PROBLEM DESCRIPTION
When you retype the data, keep every word exactly and include none of the pictures.

LISTED RECORDS
******

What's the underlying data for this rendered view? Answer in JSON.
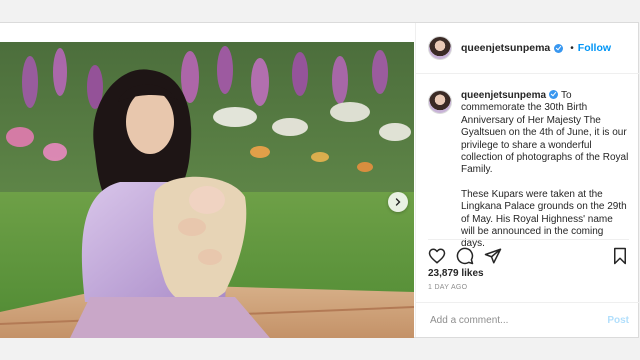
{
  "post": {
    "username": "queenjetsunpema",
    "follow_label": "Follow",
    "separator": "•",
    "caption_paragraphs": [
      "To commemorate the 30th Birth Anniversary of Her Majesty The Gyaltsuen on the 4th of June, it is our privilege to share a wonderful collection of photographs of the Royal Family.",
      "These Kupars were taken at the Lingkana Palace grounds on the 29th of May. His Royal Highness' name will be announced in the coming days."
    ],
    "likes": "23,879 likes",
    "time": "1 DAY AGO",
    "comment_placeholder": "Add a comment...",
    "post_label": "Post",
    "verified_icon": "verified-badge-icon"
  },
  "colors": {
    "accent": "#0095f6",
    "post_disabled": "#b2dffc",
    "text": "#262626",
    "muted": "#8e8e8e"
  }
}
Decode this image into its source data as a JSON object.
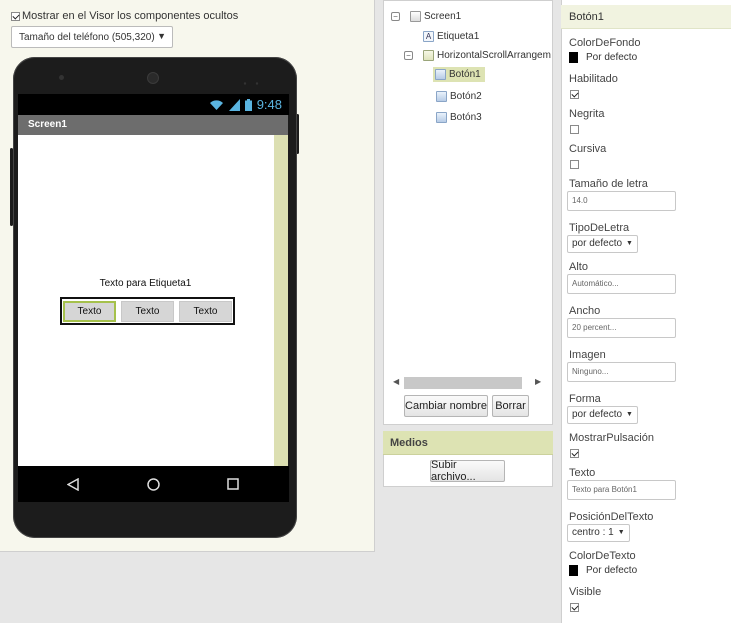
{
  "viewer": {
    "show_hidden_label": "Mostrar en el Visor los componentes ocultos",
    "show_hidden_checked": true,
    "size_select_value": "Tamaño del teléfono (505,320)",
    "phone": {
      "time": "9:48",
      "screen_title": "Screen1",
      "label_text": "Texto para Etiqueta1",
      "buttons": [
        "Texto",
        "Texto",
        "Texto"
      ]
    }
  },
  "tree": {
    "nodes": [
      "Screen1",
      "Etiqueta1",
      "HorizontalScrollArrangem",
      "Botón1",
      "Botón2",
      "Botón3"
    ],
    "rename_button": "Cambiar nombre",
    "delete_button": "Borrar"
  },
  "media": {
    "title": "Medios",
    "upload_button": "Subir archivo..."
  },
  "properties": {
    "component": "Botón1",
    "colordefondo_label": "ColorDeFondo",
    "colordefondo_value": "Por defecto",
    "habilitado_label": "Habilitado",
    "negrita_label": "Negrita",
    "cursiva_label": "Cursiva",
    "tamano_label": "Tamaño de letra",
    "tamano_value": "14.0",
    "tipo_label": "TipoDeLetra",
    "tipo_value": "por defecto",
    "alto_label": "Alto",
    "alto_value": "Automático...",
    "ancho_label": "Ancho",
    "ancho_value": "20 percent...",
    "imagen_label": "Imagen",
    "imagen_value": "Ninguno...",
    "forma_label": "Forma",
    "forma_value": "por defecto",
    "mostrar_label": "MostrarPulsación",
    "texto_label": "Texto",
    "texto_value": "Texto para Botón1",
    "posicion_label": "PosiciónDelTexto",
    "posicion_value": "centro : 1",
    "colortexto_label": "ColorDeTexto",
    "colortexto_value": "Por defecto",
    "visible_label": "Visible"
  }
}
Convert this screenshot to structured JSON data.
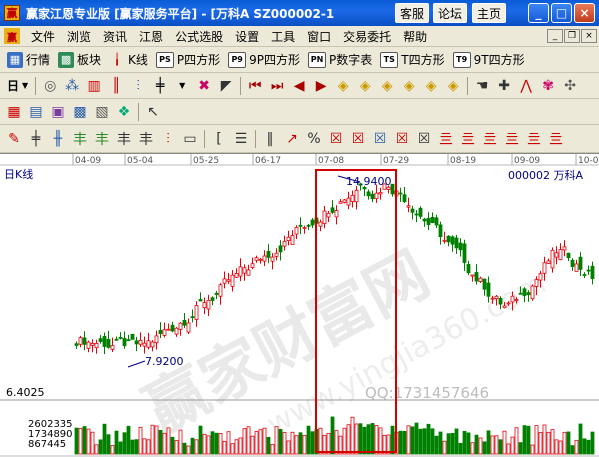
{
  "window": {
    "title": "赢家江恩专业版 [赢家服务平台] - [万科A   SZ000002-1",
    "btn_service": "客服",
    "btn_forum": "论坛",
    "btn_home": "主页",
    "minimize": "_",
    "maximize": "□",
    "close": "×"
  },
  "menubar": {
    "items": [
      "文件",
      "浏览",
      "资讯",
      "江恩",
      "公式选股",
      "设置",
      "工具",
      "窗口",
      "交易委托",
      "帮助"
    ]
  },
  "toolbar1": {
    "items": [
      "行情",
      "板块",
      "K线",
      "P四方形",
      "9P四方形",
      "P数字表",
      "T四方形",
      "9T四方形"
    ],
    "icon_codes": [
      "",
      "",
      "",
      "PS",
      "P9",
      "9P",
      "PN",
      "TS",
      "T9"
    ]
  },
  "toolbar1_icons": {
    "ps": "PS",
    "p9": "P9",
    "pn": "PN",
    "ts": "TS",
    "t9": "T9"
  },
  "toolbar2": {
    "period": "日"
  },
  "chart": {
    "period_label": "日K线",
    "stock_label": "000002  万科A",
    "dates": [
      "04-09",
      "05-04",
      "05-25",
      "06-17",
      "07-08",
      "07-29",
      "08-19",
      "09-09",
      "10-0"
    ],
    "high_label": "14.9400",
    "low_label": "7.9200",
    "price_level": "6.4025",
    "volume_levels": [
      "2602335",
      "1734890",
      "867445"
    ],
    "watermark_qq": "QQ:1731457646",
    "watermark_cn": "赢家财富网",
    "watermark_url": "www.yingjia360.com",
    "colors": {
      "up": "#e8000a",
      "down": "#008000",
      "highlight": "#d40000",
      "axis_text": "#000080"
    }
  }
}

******

TASK ANSWER
What's the underlying data for this rendered view? Answer in JSON.
{
  "post": {
    "username": "queenjetsunpema",
    "follow_label": "Follow",
    "separator": "•",
    "caption_paragraphs": [
      "To commemorate the 30th Birth Anniversary of Her Majesty The Gyaltsuen on the 4th of June, it is our privilege to share a wonderful collection of photographs of the Royal Family.",
      "These Kupars were taken at the Lingkana Palace grounds on the 29th of May. His Royal Highness' name will be announced in the coming days."
    ],
    "likes": "23,879 likes",
    "time": "1 DAY AGO",
    "comment_placeholder": "Add a comment...",
    "post_label": "Post",
    "verified_icon": "verified-badge-icon"
  },
  "colors": {
    "accent": "#0095f6",
    "post_disabled": "#b2dffc",
    "text": "#262626",
    "muted": "#8e8e8e"
  }
}
Decode this image into its source data as a JSON object.
{
  "viewer": {
    "show_hidden_label": "Mostrar en el Visor los componentes ocultos",
    "show_hidden_checked": true,
    "size_select_value": "Tamaño del teléfono (505,320)",
    "phone": {
      "time": "9:48",
      "screen_title": "Screen1",
      "label_text": "Texto para Etiqueta1",
      "buttons": [
        "Texto",
        "Texto",
        "Texto"
      ]
    }
  },
  "tree": {
    "nodes": [
      "Screen1",
      "Etiqueta1",
      "HorizontalScrollArrangem",
      "Botón1",
      "Botón2",
      "Botón3"
    ],
    "rename_button": "Cambiar nombre",
    "delete_button": "Borrar"
  },
  "media": {
    "title": "Medios",
    "upload_button": "Subir archivo..."
  },
  "properties": {
    "component": "Botón1",
    "colordefondo_label": "ColorDeFondo",
    "colordefondo_value": "Por defecto",
    "habilitado_label": "Habilitado",
    "negrita_label": "Negrita",
    "cursiva_label": "Cursiva",
    "tamano_label": "Tamaño de letra",
    "tamano_value": "14.0",
    "tipo_label": "TipoDeLetra",
    "tipo_value": "por defecto",
    "alto_label": "Alto",
    "alto_value": "Automático...",
    "ancho_label": "Ancho",
    "ancho_value": "20 percent...",
    "imagen_label": "Imagen",
    "imagen_value": "Ninguno...",
    "forma_label": "Forma",
    "forma_value": "por defecto",
    "mostrar_label": "MostrarPulsación",
    "texto_label": "Texto",
    "texto_value": "Texto para Botón1",
    "posicion_label": "PosiciónDelTexto",
    "posicion_value": "centro : 1",
    "colortexto_label": "ColorDeTexto",
    "colortexto_value": "Por defecto",
    "visible_label": "Visible"
  }
}
Convert this screenshot to structured JSON data.
{
  "window": {
    "title": "赢家江恩专业版 [赢家服务平台] - [万科A   SZ000002-1",
    "btn_service": "客服",
    "btn_forum": "论坛",
    "btn_home": "主页",
    "minimize": "_",
    "maximize": "□",
    "close": "×"
  },
  "menubar": {
    "items": [
      "文件",
      "浏览",
      "资讯",
      "江恩",
      "公式选股",
      "设置",
      "工具",
      "窗口",
      "交易委托",
      "帮助"
    ]
  },
  "toolbar1": {
    "items": [
      "行情",
      "板块",
      "K线",
      "P四方形",
      "9P四方形",
      "P数字表",
      "T四方形",
      "9T四方形"
    ],
    "icon_codes": [
      "",
      "",
      "",
      "PS",
      "P9",
      "9P",
      "PN",
      "TS",
      "T9"
    ]
  },
  "toolbar1_icons": {
    "ps": "PS",
    "p9": "P9",
    "pn": "PN",
    "ts": "TS",
    "t9": "T9"
  },
  "toolbar2": {
    "period": "日"
  },
  "chart": {
    "period_label": "日K线",
    "stock_label": "000002  万科A",
    "dates": [
      "04-09",
      "05-04",
      "05-25",
      "06-17",
      "07-08",
      "07-29",
      "08-19",
      "09-09",
      "10-0"
    ],
    "high_label": "14.9400",
    "low_label": "7.9200",
    "price_level": "6.4025",
    "volume_levels": [
      "2602335",
      "1734890",
      "867445"
    ],
    "watermark_qq": "QQ:1731457646",
    "watermark_cn": "赢家财富网",
    "watermark_url": "www.yingjia360.com",
    "colors": {
      "up": "#e8000a",
      "down": "#008000",
      "highlight": "#d40000",
      "axis_text": "#000080"
    }
  }
}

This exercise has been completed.